=== Dataset rows describing interfaces ===
Segment Open

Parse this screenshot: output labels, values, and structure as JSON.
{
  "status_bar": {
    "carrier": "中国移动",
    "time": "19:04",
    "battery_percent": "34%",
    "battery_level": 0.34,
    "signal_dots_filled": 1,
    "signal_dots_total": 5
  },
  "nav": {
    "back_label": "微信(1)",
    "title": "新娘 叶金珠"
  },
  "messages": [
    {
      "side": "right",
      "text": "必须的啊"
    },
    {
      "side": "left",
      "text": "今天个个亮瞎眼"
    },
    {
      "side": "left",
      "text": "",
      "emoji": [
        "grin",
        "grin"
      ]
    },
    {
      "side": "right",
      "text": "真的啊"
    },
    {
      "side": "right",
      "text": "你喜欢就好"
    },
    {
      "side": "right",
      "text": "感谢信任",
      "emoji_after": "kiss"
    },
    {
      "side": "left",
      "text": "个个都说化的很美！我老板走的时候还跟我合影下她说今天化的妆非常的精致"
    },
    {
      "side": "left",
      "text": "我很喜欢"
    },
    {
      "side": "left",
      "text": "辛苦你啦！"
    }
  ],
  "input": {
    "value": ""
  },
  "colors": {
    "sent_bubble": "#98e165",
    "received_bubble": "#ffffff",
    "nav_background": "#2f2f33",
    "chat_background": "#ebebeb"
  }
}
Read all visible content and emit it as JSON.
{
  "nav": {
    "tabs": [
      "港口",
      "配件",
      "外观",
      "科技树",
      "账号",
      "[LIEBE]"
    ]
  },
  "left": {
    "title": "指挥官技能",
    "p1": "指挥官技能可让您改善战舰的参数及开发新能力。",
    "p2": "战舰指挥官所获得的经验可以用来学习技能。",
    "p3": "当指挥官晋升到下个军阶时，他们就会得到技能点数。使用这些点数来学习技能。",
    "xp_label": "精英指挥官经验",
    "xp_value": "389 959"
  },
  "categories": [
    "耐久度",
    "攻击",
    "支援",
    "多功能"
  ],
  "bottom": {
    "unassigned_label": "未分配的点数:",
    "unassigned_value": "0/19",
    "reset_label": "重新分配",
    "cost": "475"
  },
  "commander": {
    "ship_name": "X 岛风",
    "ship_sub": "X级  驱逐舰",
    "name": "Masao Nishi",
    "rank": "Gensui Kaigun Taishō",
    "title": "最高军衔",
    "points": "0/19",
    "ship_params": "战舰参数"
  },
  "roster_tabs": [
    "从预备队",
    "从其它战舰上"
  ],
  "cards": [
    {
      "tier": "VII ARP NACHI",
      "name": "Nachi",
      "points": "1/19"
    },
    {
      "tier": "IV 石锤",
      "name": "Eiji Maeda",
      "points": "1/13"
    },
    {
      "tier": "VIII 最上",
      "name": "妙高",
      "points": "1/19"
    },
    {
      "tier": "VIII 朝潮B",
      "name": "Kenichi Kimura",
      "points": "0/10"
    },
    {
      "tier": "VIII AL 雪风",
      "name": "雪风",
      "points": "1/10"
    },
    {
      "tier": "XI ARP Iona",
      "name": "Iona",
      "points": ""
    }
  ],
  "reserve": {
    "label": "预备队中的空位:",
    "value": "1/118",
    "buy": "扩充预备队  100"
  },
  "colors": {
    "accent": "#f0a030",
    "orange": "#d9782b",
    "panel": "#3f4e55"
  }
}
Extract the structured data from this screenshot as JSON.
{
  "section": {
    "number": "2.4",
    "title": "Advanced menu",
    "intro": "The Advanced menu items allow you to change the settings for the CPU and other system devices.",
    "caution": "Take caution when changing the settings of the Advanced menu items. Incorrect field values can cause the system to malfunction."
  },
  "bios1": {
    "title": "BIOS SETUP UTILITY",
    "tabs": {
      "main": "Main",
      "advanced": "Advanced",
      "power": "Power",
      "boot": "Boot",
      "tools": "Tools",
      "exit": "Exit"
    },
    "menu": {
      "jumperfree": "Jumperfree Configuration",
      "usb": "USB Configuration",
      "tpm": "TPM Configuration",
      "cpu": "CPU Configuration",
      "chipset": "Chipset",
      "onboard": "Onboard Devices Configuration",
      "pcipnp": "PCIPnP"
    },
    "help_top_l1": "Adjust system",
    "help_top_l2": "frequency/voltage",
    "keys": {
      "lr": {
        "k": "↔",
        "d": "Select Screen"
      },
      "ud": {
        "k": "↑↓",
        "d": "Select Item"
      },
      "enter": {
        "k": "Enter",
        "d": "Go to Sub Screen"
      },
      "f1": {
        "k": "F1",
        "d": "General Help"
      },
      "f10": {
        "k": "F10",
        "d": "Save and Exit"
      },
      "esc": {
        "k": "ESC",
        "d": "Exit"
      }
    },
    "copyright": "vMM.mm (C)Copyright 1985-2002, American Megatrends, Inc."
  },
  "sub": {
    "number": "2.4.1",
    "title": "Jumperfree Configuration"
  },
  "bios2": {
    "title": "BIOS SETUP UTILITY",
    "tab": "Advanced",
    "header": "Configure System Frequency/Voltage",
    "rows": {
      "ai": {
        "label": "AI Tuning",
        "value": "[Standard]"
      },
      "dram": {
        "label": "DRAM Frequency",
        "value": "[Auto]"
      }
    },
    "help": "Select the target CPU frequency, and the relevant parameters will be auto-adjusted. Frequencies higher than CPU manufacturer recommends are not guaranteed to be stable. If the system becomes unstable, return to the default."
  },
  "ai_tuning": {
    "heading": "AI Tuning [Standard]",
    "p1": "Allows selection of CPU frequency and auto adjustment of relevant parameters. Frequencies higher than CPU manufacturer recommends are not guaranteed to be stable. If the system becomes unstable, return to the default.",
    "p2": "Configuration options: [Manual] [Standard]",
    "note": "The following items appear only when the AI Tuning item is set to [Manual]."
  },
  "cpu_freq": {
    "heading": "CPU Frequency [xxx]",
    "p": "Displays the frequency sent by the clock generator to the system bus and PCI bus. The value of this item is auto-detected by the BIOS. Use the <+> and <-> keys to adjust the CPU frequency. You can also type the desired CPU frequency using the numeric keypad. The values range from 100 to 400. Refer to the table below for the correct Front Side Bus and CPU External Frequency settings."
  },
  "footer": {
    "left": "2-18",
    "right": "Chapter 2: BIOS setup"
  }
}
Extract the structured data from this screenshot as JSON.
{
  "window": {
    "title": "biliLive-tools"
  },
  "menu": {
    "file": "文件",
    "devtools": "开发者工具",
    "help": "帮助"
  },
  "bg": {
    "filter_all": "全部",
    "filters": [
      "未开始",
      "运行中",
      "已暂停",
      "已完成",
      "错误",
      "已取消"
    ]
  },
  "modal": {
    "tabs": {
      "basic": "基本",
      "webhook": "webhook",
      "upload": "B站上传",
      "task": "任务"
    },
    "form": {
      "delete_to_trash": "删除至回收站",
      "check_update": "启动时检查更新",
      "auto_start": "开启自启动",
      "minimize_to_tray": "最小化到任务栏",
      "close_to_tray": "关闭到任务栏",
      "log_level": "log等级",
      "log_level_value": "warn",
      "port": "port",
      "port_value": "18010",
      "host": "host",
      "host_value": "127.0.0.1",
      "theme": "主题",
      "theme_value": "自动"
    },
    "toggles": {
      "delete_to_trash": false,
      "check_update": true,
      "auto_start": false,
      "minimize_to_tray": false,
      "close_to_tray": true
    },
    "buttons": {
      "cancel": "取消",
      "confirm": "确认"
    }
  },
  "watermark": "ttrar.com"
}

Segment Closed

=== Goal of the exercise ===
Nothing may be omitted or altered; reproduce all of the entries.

=== Output ===
Parse this screenshot: output labels, values, and structure as JSON.
{
  "status_bar": {
    "carrier": "中国移动",
    "time": "19:04",
    "battery_percent": "34%",
    "battery_level": 0.34,
    "signal_dots_filled": 1,
    "signal_dots_total": 5
  },
  "nav": {
    "back_label": "微信(1)",
    "title": "新娘 叶金珠"
  },
  "messages": [
    {
      "side": "right",
      "text": "必须的啊"
    },
    {
      "side": "left",
      "text": "今天个个亮瞎眼"
    },
    {
      "side": "left",
      "text": "",
      "emoji": [
        "grin",
        "grin"
      ]
    },
    {
      "side": "right",
      "text": "真的啊"
    },
    {
      "side": "right",
      "text": "你喜欢就好"
    },
    {
      "side": "right",
      "text": "感谢信任",
      "emoji_after": "kiss"
    },
    {
      "side": "left",
      "text": "个个都说化的很美！我老板走的时候还跟我合影下她说今天化的妆非常的精致"
    },
    {
      "side": "left",
      "text": "我很喜欢"
    },
    {
      "side": "left",
      "text": "辛苦你啦！"
    }
  ],
  "input": {
    "value": ""
  },
  "colors": {
    "sent_bubble": "#98e165",
    "received_bubble": "#ffffff",
    "nav_background": "#2f2f33",
    "chat_background": "#ebebeb"
  }
}
Read all visible content and emit it as JSON.
{
  "nav": {
    "tabs": [
      "港口",
      "配件",
      "外观",
      "科技树",
      "账号",
      "[LIEBE]"
    ]
  },
  "left": {
    "title": "指挥官技能",
    "p1": "指挥官技能可让您改善战舰的参数及开发新能力。",
    "p2": "战舰指挥官所获得的经验可以用来学习技能。",
    "p3": "当指挥官晋升到下个军阶时，他们就会得到技能点数。使用这些点数来学习技能。",
    "xp_label": "精英指挥官经验",
    "xp_value": "389 959"
  },
  "categories": [
    "耐久度",
    "攻击",
    "支援",
    "多功能"
  ],
  "bottom": {
    "unassigned_label": "未分配的点数:",
    "unassigned_value": "0/19",
    "reset_label": "重新分配",
    "cost": "475"
  },
  "commander": {
    "ship_name": "X 岛风",
    "ship_sub": "X级  驱逐舰",
    "name": "Masao Nishi",
    "rank": "Gensui Kaigun Taishō",
    "title": "最高军衔",
    "points": "0/19",
    "ship_params": "战舰参数"
  },
  "roster_tabs": [
    "从预备队",
    "从其它战舰上"
  ],
  "cards": [
    {
      "tier": "VII ARP NACHI",
      "name": "Nachi",
      "points": "1/19"
    },
    {
      "tier": "IV 石锤",
      "name": "Eiji Maeda",
      "points": "1/13"
    },
    {
      "tier": "VIII 最上",
      "name": "妙高",
      "points": "1/19"
    },
    {
      "tier": "VIII 朝潮B",
      "name": "Kenichi Kimura",
      "points": "0/10"
    },
    {
      "tier": "VIII AL 雪风",
      "name": "雪风",
      "points": "1/10"
    },
    {
      "tier": "XI ARP Iona",
      "name": "Iona",
      "points": ""
    }
  ],
  "reserve": {
    "label": "预备队中的空位:",
    "value": "1/118",
    "buy": "扩充预备队  100"
  },
  "colors": {
    "accent": "#f0a030",
    "orange": "#d9782b",
    "panel": "#3f4e55"
  }
}
Extract the structured data from this screenshot as JSON.
{
  "section": {
    "number": "2.4",
    "title": "Advanced menu",
    "intro": "The Advanced menu items allow you to change the settings for the CPU and other system devices.",
    "caution": "Take caution when changing the settings of the Advanced menu items. Incorrect field values can cause the system to malfunction."
  },
  "bios1": {
    "title": "BIOS SETUP UTILITY",
    "tabs": {
      "main": "Main",
      "advanced": "Advanced",
      "power": "Power",
      "boot": "Boot",
      "tools": "Tools",
      "exit": "Exit"
    },
    "menu": {
      "jumperfree": "Jumperfree Configuration",
      "usb": "USB Configuration",
      "tpm": "TPM Configuration",
      "cpu": "CPU Configuration",
      "chipset": "Chipset",
      "onboard": "Onboard Devices Configuration",
      "pcipnp": "PCIPnP"
    },
    "help_top_l1": "Adjust system",
    "help_top_l2": "frequency/voltage",
    "keys": {
      "lr": {
        "k": "↔",
        "d": "Select Screen"
      },
      "ud": {
        "k": "↑↓",
        "d": "Select Item"
      },
      "enter": {
        "k": "Enter",
        "d": "Go to Sub Screen"
      },
      "f1": {
        "k": "F1",
        "d": "General Help"
      },
      "f10": {
        "k": "F10",
        "d": "Save and Exit"
      },
      "esc": {
        "k": "ESC",
        "d": "Exit"
      }
    },
    "copyright": "vMM.mm (C)Copyright 1985-2002, American Megatrends, Inc."
  },
  "sub": {
    "number": "2.4.1",
    "title": "Jumperfree Configuration"
  },
  "bios2": {
    "title": "BIOS SETUP UTILITY",
    "tab": "Advanced",
    "header": "Configure System Frequency/Voltage",
    "rows": {
      "ai": {
        "label": "AI Tuning",
        "value": "[Standard]"
      },
      "dram": {
        "label": "DRAM Frequency",
        "value": "[Auto]"
      }
    },
    "help": "Select the target CPU frequency, and the relevant parameters will be auto-adjusted. Frequencies higher than CPU manufacturer recommends are not guaranteed to be stable. If the system becomes unstable, return to the default."
  },
  "ai_tuning": {
    "heading": "AI Tuning [Standard]",
    "p1": "Allows selection of CPU frequency and auto adjustment of relevant parameters. Frequencies higher than CPU manufacturer recommends are not guaranteed to be stable. If the system becomes unstable, return to the default.",
    "p2": "Configuration options: [Manual] [Standard]",
    "note": "The following items appear only when the AI Tuning item is set to [Manual]."
  },
  "cpu_freq": {
    "heading": "CPU Frequency [xxx]",
    "p": "Displays the frequency sent by the clock generator to the system bus and PCI bus. The value of this item is auto-detected by the BIOS. Use the <+> and <-> keys to adjust the CPU frequency. You can also type the desired CPU frequency using the numeric keypad. The values range from 100 to 400. Refer to the table below for the correct Front Side Bus and CPU External Frequency settings."
  },
  "footer": {
    "left": "2-18",
    "right": "Chapter 2: BIOS setup"
  }
}
Extract the structured data from this screenshot as JSON.
{
  "window": {
    "title": "biliLive-tools"
  },
  "menu": {
    "file": "文件",
    "devtools": "开发者工具",
    "help": "帮助"
  },
  "bg": {
    "filter_all": "全部",
    "filters": [
      "未开始",
      "运行中",
      "已暂停",
      "已完成",
      "错误",
      "已取消"
    ]
  },
  "modal": {
    "tabs": {
      "basic": "基本",
      "webhook": "webhook",
      "upload": "B站上传",
      "task": "任务"
    },
    "form": {
      "delete_to_trash": "删除至回收站",
      "check_update": "启动时检查更新",
      "auto_start": "开启自启动",
      "minimize_to_tray": "最小化到任务栏",
      "close_to_tray": "关闭到任务栏",
      "log_level": "log等级",
      "log_level_value": "warn",
      "port": "port",
      "port_value": "18010",
      "host": "host",
      "host_value": "127.0.0.1",
      "theme": "主题",
      "theme_value": "自动"
    },
    "toggles": {
      "delete_to_trash": false,
      "check_update": true,
      "auto_start": false,
      "minimize_to_tray": false,
      "close_to_tray": true
    },
    "buttons": {
      "cancel": "取消",
      "confirm": "确认"
    }
  },
  "watermark": "ttrar.com"
}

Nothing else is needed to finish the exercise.